But that doesn't mean there are not those like your friend who seek to make a living scavenging the millions lost each year by gamblers who forget their stored credits (winnings). Of course, I know, Laurie, that you are not a casino conniver looking for an easy score.

But a tip to you and other slot-playing patrons: before you walk away from any slot machine, don't forget to press the cash-out button.


Dear Mark,
Please pardon this simple question, but could you explain what you meant when you stated in a column being paid "less than true odds." Stan B.

True odds, Stan, is the ratio of the number of times a favorable event will occur as compared to the number of times an unfavorable event will happen.

As for "less than true odds," here-tiz in common talk with an example:

Suppose you and I flip a coin, a dollar a pop. If you lose, you pay me a buck. If you win, I pay you only 95. Sound fair to you, Stan? Even though the odds of winning are a 50-50 proposition, the game becomes inequitable when instead of you getting paid $1 when you win, you're only getting 95. Though getting shortchanged a measly nickel doesn't seem like much, it adds up as the number of coin flips increases.

Casinos use this same concept, being paid less then true odds, when you win a bet at most casino games. Note any casino paytable (roulette, many craps bets, video poker, slots, etc.) and you'll see that their every payout is for a reduced payoff, or "less than true odds."

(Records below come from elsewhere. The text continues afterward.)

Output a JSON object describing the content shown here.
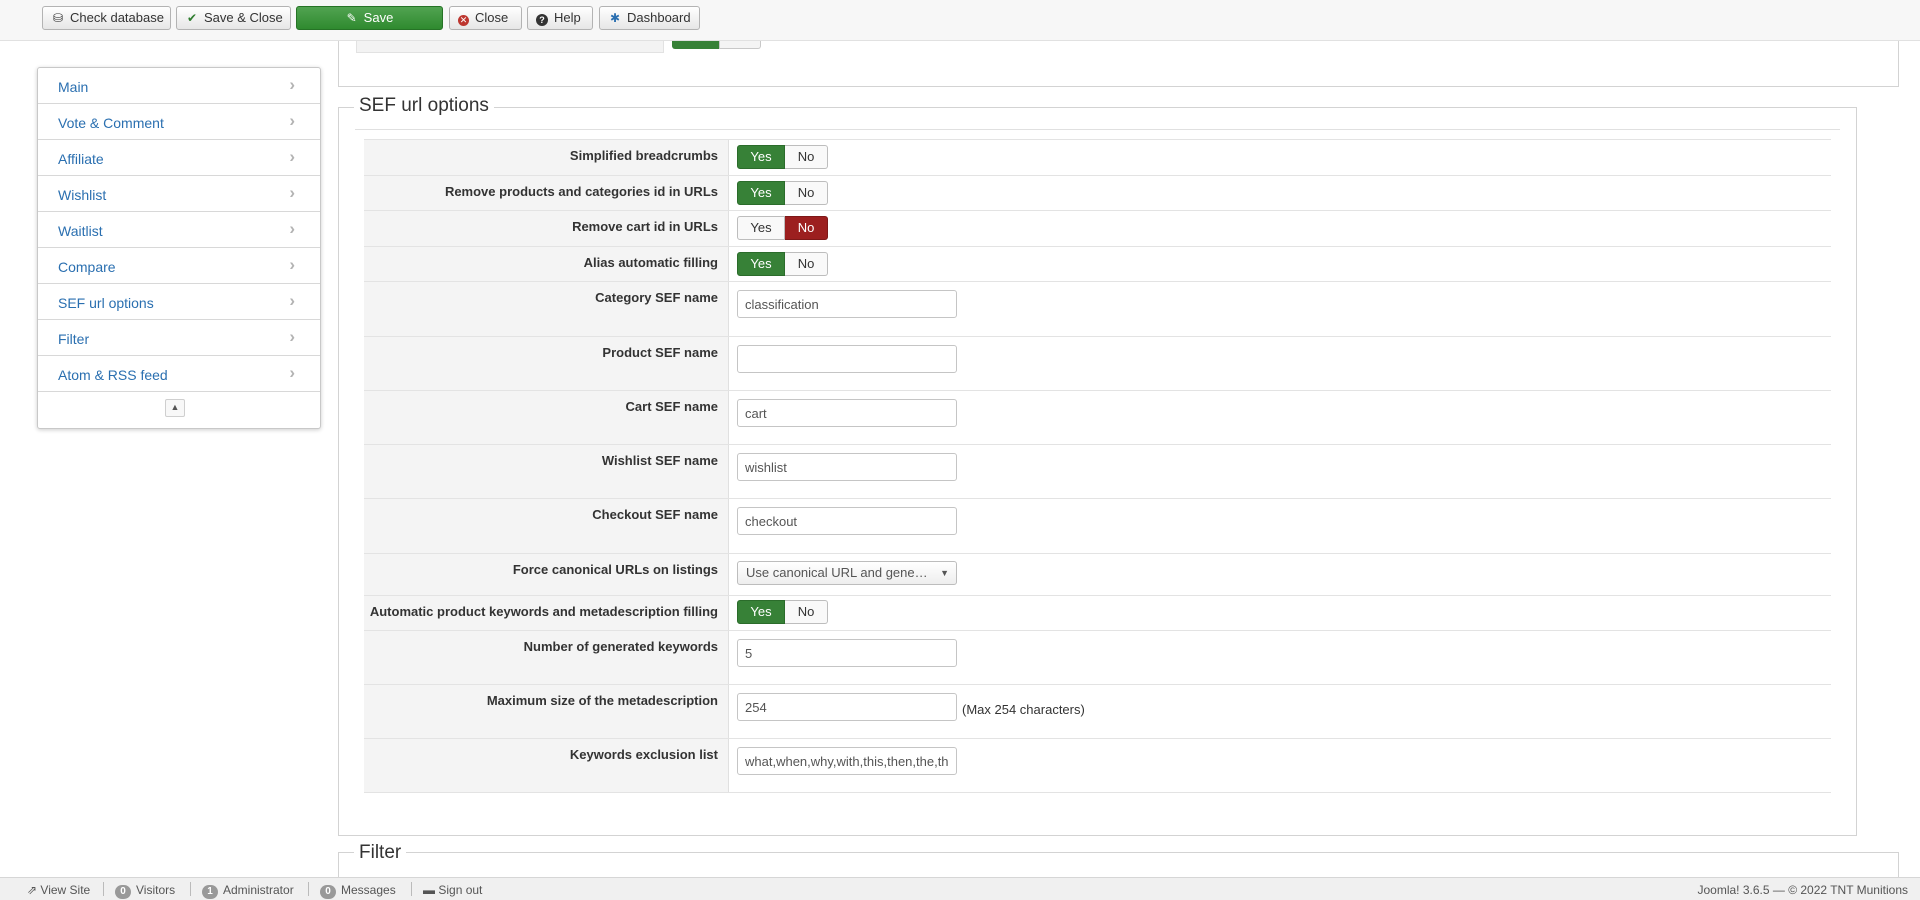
{
  "toolbar": {
    "check_database": "Check database",
    "save_close": "Save & Close",
    "save": "Save",
    "close": "Close",
    "help": "Help",
    "dashboard": "Dashboard"
  },
  "sidebar": {
    "items": [
      {
        "label": "Main"
      },
      {
        "label": "Vote & Comment"
      },
      {
        "label": "Affiliate"
      },
      {
        "label": "Wishlist"
      },
      {
        "label": "Waitlist"
      },
      {
        "label": "Compare"
      },
      {
        "label": "SEF url options"
      },
      {
        "label": "Filter"
      },
      {
        "label": "Atom & RSS feed"
      }
    ]
  },
  "section": {
    "title": "SEF url options",
    "yes": "Yes",
    "no": "No",
    "simplified_breadcrumbs": {
      "label": "Simplified breadcrumbs",
      "value": "Yes"
    },
    "remove_ids": {
      "label": "Remove products and categories id in URLs",
      "value": "Yes"
    },
    "remove_cart_id": {
      "label": "Remove cart id in URLs",
      "value": "No"
    },
    "alias_auto": {
      "label": "Alias automatic filling",
      "value": "Yes"
    },
    "category_sef": {
      "label": "Category SEF name",
      "value": "classification"
    },
    "product_sef": {
      "label": "Product SEF name",
      "value": ""
    },
    "cart_sef": {
      "label": "Cart SEF name",
      "value": "cart"
    },
    "wishlist_sef": {
      "label": "Wishlist SEF name",
      "value": "wishlist"
    },
    "checkout_sef": {
      "label": "Checkout SEF name",
      "value": "checkout"
    },
    "force_canonical": {
      "label": "Force canonical URLs on listings",
      "value": "Use canonical URL and gene…"
    },
    "auto_keywords": {
      "label": "Automatic product keywords and metadescription filling",
      "value": "Yes"
    },
    "num_keywords": {
      "label": "Number of generated keywords",
      "value": "5"
    },
    "max_meta": {
      "label": "Maximum size of the metadescription",
      "value": "254",
      "hint": "(Max 254 characters)"
    },
    "exclusion": {
      "label": "Keywords exclusion list",
      "value": "what,when,why,with,this,then,the,the"
    }
  },
  "filter_section": {
    "title": "Filter"
  },
  "footer": {
    "view_site": "View Site",
    "visitors_count": "0",
    "visitors": "Visitors",
    "admin_count": "1",
    "administrator": "Administrator",
    "messages_count": "0",
    "messages": "Messages",
    "sign_out": "Sign out",
    "right": "Joomla! 3.6.5  —  © 2022 TNT Munitions"
  }
}
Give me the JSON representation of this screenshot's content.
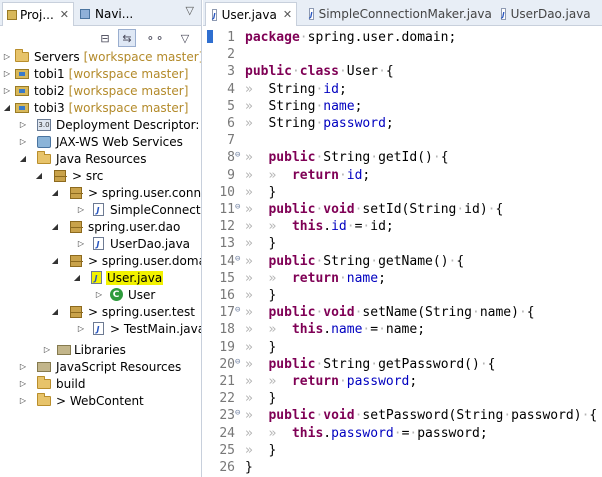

This difference between true odds and less than true odds is called the house edge, a percentage of each bet you make that the house takes in. The reason you are not paid true odds when you gamble is that you need to make a payment, an entertainment tax if you will, for the casino letting you play in their joint.